The word advocate comes from Latin roots meaning a “voice for,” or “one who pleads for another.” Other related terms are used in scripture, such as intercessor or mediator (see also 1 Timothy 2:5; 2 Nephi 2:28; D&C 76:69). . . . Comprehending Him as our advocate-intercessor-mediator with the Father gives us assurance of His unequaled understanding, justice, and mercy (see Alma 7:12).
The Hebrew name that Isaiah announced—Immanuel—literally means “with us [is] God!”
Immanuel could be such only at the will of His Father.
Son of God
In more than a dozen verses of scripture, the solemn word of God the Father bears testimony that Jesus was truly His Beloved Son. That solemn testimony was often coupled with God’s pleading for mankind to hear and obey the voice of His revered Son (see Matthew 3:17; 17:5; Mark 1:11; 9:7; Luke 3:22; 9:35; 2 Peter 1:17; 2 Nephi 31:11; 3 Nephi 11:7; 21:20; D&C 93:15; Moses 4:2; JS–H 1:17).
Some of you may wonder why the Son is occasionally referred to as “the Father.” The designation used for any man can vary. Every man here is a son but may also be called “father,” “brother,” “uncle,” or “grandfather,” depending on conversational circumstance. . . . Because Jesus was our Creator, He is known in scripture as “the Father of all things” (Mosiah 7:27; see also Mosiah 15:3; 16:15; Helaman 14:12; Ether 3:14). But please remember, “Jesus Christ is not the Father of the spirits who have taken or yet shall take bodies upon this earth, for He is one of them. He is The Son, as they are sons and daughters of Elohim.”
Jesus was the Anointed One. The Hebrew word for anointed is Messiah, and the Greek translation is Christ. Thus, “Jesus is spoken of as the Christ and the Messiah, which means He is the one anointed of the Father to be His personal representative in all things pertaining to the salvation of mankind” (Bible Dictionary, s.v. “Anointed One,” p. 609). Scriptures declare that Christ is the only name under heaven whereby salvation comes (see 2 Nephi 25:20).

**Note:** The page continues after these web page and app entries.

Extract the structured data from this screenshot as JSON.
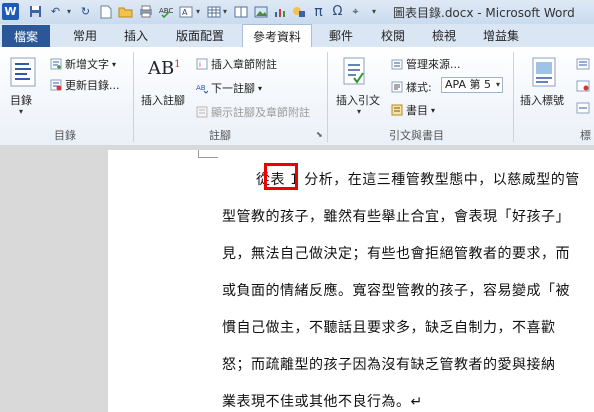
{
  "titlebar": {
    "app_logo": "W",
    "title": "圖表目錄.docx - Microsoft Word",
    "quick_access_icons": [
      "save-icon",
      "undo-icon",
      "undo-dropdown-icon",
      "redo-icon",
      "new-document-icon",
      "open-folder-icon",
      "print-preview-icon",
      "spelling-check-icon",
      "insert-text-box-icon",
      "insert-table-icon",
      "insert-picture-icon",
      "insert-equation-icon",
      "insert-symbol-icon",
      "customize-qat-icon"
    ]
  },
  "tabs": {
    "file": "檔案",
    "items": [
      "常用",
      "插入",
      "版面配置",
      "參考資料",
      "郵件",
      "校閱",
      "檢視",
      "增益集"
    ],
    "active": "參考資料"
  },
  "ribbon": {
    "toc_group": {
      "toc_button": "目錄",
      "add_text": "新增文字",
      "update_toc": "更新目錄...",
      "label": "目錄"
    },
    "footnotes_group": {
      "insert_footnote": "插入註腳",
      "insert_endnote": "插入章節附註",
      "next_footnote": "下一註腳",
      "show_notes": "顯示註腳及章節附註",
      "label": "註腳"
    },
    "citations_group": {
      "insert_citation": "插入引文",
      "manage_sources": "管理來源...",
      "style_label": "樣式:",
      "style_value": "APA 第 5",
      "bibliography": "書目",
      "label": "引文與書目"
    },
    "captions_group": {
      "insert_caption": "插入標號",
      "label": "標"
    }
  },
  "document": {
    "lines": [
      "從表 1 分析，在這三種管教型態中，以慈威型的管",
      "型管教的孩子，雖然有些舉止合宜，會表現「好孩子」",
      "見，無法自己做決定；有些也會拒絕管教者的要求，而",
      "或負面的情緒反應。寬容型管教的孩子，容易變成「被",
      "慣自己做主，不聽話且要求多，缺乏自制力，不喜歡",
      "怒；而疏離型的孩子因為沒有缺乏管教者的愛與接納",
      "業表現不佳或其他不良行為。↵"
    ]
  },
  "colors": {
    "file_tab": "#2b5797",
    "highlight_box": "#e00000"
  }
}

Savior and Redeemer
Jesus was born to be Savior and Redeemer of all mankind (see Isaiah 49:26; 1 Nephi 10:5). He was the Lamb of God (see 1 Nephi 10:10), who offered Himself without spot or blemish (see 1 Peter 1:19) as a sacrifice for the sins of the world (see John 1:29).
Closely allied to the Lord’s status as Savior and Redeemer is His responsibility as Judge. . . . Your personal encounter at judgment will be aided by your own “bright recollection” (Alma 11:43) and “perfect remembrance” (Alma 5:18) of your deeds, as well as by the desires of your heart (see D&C 137:9).
In His sermon on the mount, Jesus challenged His followers with this admonition:
Be ye therefore perfect, even as your Father which is in heaven is perfect. [Matthew 5:48]
Sinless and flawless as Jesus was in mortality, we should remember that He viewed His own state of physical perfection as being yet in the future (see Luke 13:32). Even He had to endure to the end. Can you and I be expected to do any less?
I have chosen to speak last of the Lord’s ultimate responsibility, which lies yet in the future. That will be His masterful status as the Millennial Messiah. When that day comes, the physical face of the earth will have been changed:
Every valley shall be exalted, and every mountain and hill shall be made low: and the crooked shall be made straight, and the rough places plain. [Isaiah 40:4]
Then Jesus will return to the earth. His second coming will be no secret. It will be broadly known.